Data supplied section start

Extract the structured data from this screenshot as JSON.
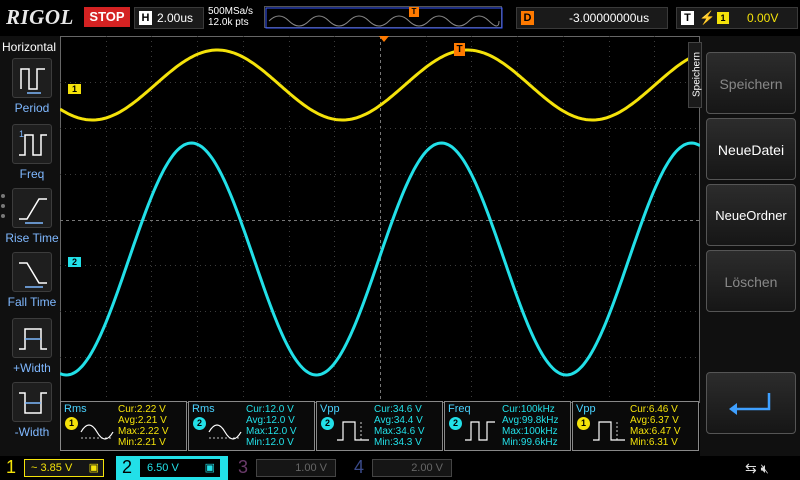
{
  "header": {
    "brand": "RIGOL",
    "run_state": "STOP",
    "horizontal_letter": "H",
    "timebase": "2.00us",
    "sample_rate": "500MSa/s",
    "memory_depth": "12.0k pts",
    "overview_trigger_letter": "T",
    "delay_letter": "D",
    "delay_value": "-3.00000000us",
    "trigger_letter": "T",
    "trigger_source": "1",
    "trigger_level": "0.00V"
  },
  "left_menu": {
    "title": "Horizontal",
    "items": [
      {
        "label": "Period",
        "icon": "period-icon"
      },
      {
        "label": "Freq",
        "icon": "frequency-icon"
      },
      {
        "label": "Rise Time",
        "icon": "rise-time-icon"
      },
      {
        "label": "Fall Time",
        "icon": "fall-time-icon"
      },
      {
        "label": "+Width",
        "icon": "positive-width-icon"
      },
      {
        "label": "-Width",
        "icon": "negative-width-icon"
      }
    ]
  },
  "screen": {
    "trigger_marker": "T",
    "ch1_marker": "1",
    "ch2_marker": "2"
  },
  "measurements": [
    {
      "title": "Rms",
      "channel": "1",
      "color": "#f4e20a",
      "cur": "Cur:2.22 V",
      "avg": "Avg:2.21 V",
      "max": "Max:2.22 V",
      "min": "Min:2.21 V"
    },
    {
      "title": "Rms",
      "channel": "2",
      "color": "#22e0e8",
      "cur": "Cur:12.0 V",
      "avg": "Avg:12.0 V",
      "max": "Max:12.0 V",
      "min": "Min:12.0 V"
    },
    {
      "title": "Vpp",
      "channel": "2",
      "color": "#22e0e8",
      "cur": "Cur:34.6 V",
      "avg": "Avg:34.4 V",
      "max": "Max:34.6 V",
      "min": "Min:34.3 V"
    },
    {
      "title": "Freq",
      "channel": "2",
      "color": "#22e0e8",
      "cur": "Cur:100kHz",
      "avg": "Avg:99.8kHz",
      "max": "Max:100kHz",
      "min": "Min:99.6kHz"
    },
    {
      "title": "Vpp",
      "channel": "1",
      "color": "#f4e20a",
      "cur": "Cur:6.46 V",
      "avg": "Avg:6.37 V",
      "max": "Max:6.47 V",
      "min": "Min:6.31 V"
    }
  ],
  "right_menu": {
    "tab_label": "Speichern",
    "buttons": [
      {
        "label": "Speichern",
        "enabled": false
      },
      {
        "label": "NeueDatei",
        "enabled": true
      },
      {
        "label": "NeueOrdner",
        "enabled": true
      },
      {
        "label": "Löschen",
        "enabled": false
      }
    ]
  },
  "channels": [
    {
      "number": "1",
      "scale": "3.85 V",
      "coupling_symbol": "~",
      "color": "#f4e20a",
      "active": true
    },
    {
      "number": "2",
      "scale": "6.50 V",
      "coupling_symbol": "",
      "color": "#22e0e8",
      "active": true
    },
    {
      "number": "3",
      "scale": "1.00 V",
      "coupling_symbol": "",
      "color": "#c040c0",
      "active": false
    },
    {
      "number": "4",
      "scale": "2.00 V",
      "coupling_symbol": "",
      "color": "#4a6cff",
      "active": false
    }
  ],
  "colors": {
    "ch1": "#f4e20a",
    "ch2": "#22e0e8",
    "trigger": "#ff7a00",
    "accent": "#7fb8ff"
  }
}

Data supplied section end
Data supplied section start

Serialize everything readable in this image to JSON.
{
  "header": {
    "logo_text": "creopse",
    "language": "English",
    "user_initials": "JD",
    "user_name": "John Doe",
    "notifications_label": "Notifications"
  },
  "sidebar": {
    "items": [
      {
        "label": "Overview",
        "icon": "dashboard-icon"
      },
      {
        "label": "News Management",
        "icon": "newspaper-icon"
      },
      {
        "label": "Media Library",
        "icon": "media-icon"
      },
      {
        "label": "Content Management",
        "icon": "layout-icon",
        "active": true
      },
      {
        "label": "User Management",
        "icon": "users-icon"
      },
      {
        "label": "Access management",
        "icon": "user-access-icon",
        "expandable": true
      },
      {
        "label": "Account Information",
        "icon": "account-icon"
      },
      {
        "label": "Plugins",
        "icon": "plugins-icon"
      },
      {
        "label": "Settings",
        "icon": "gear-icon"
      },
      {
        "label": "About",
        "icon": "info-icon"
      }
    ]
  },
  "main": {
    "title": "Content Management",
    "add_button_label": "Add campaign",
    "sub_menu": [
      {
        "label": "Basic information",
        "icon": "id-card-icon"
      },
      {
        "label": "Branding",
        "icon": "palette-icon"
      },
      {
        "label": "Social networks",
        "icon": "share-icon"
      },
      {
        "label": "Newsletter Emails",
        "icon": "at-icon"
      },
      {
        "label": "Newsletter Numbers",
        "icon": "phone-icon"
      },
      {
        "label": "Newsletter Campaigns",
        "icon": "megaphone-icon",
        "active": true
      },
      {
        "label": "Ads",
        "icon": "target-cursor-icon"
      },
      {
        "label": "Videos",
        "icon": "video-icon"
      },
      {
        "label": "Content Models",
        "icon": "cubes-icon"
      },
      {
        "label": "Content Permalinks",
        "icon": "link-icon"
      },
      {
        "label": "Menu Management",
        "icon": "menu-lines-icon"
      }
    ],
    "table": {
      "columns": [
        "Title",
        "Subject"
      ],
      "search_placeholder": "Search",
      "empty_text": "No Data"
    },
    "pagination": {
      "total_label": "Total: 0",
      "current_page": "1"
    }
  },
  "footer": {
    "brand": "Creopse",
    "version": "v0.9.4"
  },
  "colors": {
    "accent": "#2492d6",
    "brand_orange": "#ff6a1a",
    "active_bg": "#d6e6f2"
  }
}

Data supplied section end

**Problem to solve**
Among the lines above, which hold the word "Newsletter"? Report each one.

**Finished task**
        "label": "Newsletter Emails",
        "label": "Newsletter Numbers",
        "label": "Newsletter Campaigns",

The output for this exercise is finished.